Assigned task: Print out each record below, unaltered and complete, without its images.

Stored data
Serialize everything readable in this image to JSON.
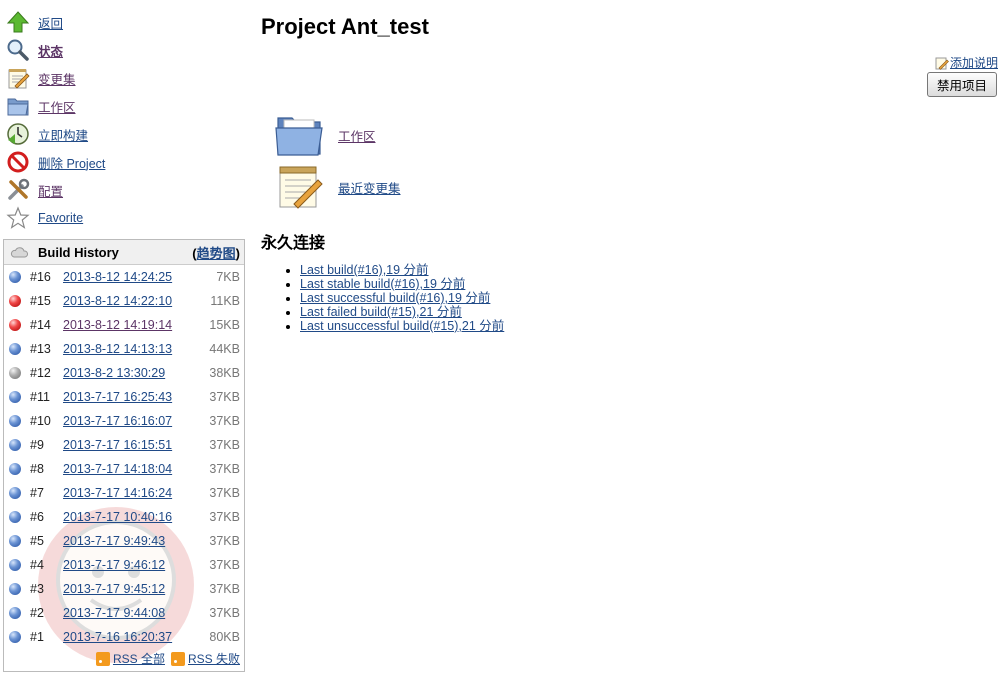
{
  "sidebar": {
    "items": [
      {
        "label": "返回",
        "icon": "up-arrow-icon"
      },
      {
        "label": "状态",
        "icon": "search-icon"
      },
      {
        "label": "变更集",
        "icon": "notepad-icon"
      },
      {
        "label": "工作区",
        "icon": "folder-icon"
      },
      {
        "label": "立即构建",
        "icon": "clock-icon"
      },
      {
        "label": "删除 Project",
        "icon": "no-entry-icon"
      },
      {
        "label": "配置",
        "icon": "tools-icon"
      },
      {
        "label": "Favorite",
        "icon": "star-icon"
      }
    ]
  },
  "build_history": {
    "title": "Build History",
    "trend_open": "(",
    "trend_label": "趋势图",
    "trend_close": ")",
    "builds": [
      {
        "num": "#16",
        "date": "2013-8-12 14:24:25",
        "size": "7KB",
        "status": "blue"
      },
      {
        "num": "#15",
        "date": "2013-8-12 14:22:10",
        "size": "11KB",
        "status": "red"
      },
      {
        "num": "#14",
        "date": "2013-8-12 14:19:14",
        "size": "15KB",
        "status": "red"
      },
      {
        "num": "#13",
        "date": "2013-8-12 14:13:13",
        "size": "44KB",
        "status": "blue"
      },
      {
        "num": "#12",
        "date": "2013-8-2 13:30:29",
        "size": "38KB",
        "status": "grey"
      },
      {
        "num": "#11",
        "date": "2013-7-17 16:25:43",
        "size": "37KB",
        "status": "blue"
      },
      {
        "num": "#10",
        "date": "2013-7-17 16:16:07",
        "size": "37KB",
        "status": "blue"
      },
      {
        "num": "#9",
        "date": "2013-7-17 16:15:51",
        "size": "37KB",
        "status": "blue"
      },
      {
        "num": "#8",
        "date": "2013-7-17 14:18:04",
        "size": "37KB",
        "status": "blue"
      },
      {
        "num": "#7",
        "date": "2013-7-17 14:16:24",
        "size": "37KB",
        "status": "blue"
      },
      {
        "num": "#6",
        "date": "2013-7-17 10:40:16",
        "size": "37KB",
        "status": "blue"
      },
      {
        "num": "#5",
        "date": "2013-7-17 9:49:43",
        "size": "37KB",
        "status": "blue"
      },
      {
        "num": "#4",
        "date": "2013-7-17 9:46:12",
        "size": "37KB",
        "status": "blue"
      },
      {
        "num": "#3",
        "date": "2013-7-17 9:45:12",
        "size": "37KB",
        "status": "blue"
      },
      {
        "num": "#2",
        "date": "2013-7-17 9:44:08",
        "size": "37KB",
        "status": "blue"
      },
      {
        "num": "#1",
        "date": "2013-7-16 16:20:37",
        "size": "80KB",
        "status": "blue"
      }
    ],
    "rss_all": "RSS 全部",
    "rss_failed": "RSS 失败"
  },
  "main": {
    "title": "Project Ant_test",
    "add_description": "添加说明",
    "disable_button": "禁用项目",
    "workspace_label": "工作区",
    "recent_changes_label": "最近变更集",
    "permalinks_heading": "永久连接",
    "permalinks": [
      "Last build(#16),19 分前",
      "Last stable build(#16),19 分前",
      "Last successful build(#16),19 分前",
      "Last failed build(#15),21 分前",
      "Last unsuccessful build(#15),21 分前"
    ]
  },
  "colors": {
    "link": "#204a87",
    "visited_link": "#5c3566",
    "blue_ball": "#1f4c9e",
    "red_ball": "#e02020",
    "grey_ball": "#9a9a9a"
  }
}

Answer to the exercise:
Serialize everything readable in this image to JSON.
{
  "sidebar": {
    "items": [
      {
        "label": "返回",
        "icon": "up-arrow-icon"
      },
      {
        "label": "状态",
        "icon": "search-icon"
      },
      {
        "label": "变更集",
        "icon": "notepad-icon"
      },
      {
        "label": "工作区",
        "icon": "folder-icon"
      },
      {
        "label": "立即构建",
        "icon": "clock-icon"
      },
      {
        "label": "删除 Project",
        "icon": "no-entry-icon"
      },
      {
        "label": "配置",
        "icon": "tools-icon"
      },
      {
        "label": "Favorite",
        "icon": "star-icon"
      }
    ]
  },
  "build_history": {
    "title": "Build History",
    "trend_open": "(",
    "trend_label": "趋势图",
    "trend_close": ")",
    "builds": [
      {
        "num": "#16",
        "date": "2013-8-12 14:24:25",
        "size": "7KB",
        "status": "blue"
      },
      {
        "num": "#15",
        "date": "2013-8-12 14:22:10",
        "size": "11KB",
        "status": "red"
      },
      {
        "num": "#14",
        "date": "2013-8-12 14:19:14",
        "size": "15KB",
        "status": "red"
      },
      {
        "num": "#13",
        "date": "2013-8-12 14:13:13",
        "size": "44KB",
        "status": "blue"
      },
      {
        "num": "#12",
        "date": "2013-8-2 13:30:29",
        "size": "38KB",
        "status": "grey"
      },
      {
        "num": "#11",
        "date": "2013-7-17 16:25:43",
        "size": "37KB",
        "status": "blue"
      },
      {
        "num": "#10",
        "date": "2013-7-17 16:16:07",
        "size": "37KB",
        "status": "blue"
      },
      {
        "num": "#9",
        "date": "2013-7-17 16:15:51",
        "size": "37KB",
        "status": "blue"
      },
      {
        "num": "#8",
        "date": "2013-7-17 14:18:04",
        "size": "37KB",
        "status": "blue"
      },
      {
        "num": "#7",
        "date": "2013-7-17 14:16:24",
        "size": "37KB",
        "status": "blue"
      },
      {
        "num": "#6",
        "date": "2013-7-17 10:40:16",
        "size": "37KB",
        "status": "blue"
      },
      {
        "num": "#5",
        "date": "2013-7-17 9:49:43",
        "size": "37KB",
        "status": "blue"
      },
      {
        "num": "#4",
        "date": "2013-7-17 9:46:12",
        "size": "37KB",
        "status": "blue"
      },
      {
        "num": "#3",
        "date": "2013-7-17 9:45:12",
        "size": "37KB",
        "status": "blue"
      },
      {
        "num": "#2",
        "date": "2013-7-17 9:44:08",
        "size": "37KB",
        "status": "blue"
      },
      {
        "num": "#1",
        "date": "2013-7-16 16:20:37",
        "size": "80KB",
        "status": "blue"
      }
    ],
    "rss_all": "RSS 全部",
    "rss_failed": "RSS 失败"
  },
  "main": {
    "title": "Project Ant_test",
    "add_description": "添加说明",
    "disable_button": "禁用项目",
    "workspace_label": "工作区",
    "recent_changes_label": "最近变更集",
    "permalinks_heading": "永久连接",
    "permalinks": [
      "Last build(#16),19 分前",
      "Last stable build(#16),19 分前",
      "Last successful build(#16),19 分前",
      "Last failed build(#15),21 分前",
      "Last unsuccessful build(#15),21 分前"
    ]
  },
  "colors": {
    "link": "#204a87",
    "visited_link": "#5c3566",
    "blue_ball": "#1f4c9e",
    "red_ball": "#e02020",
    "grey_ball": "#9a9a9a"
  }
}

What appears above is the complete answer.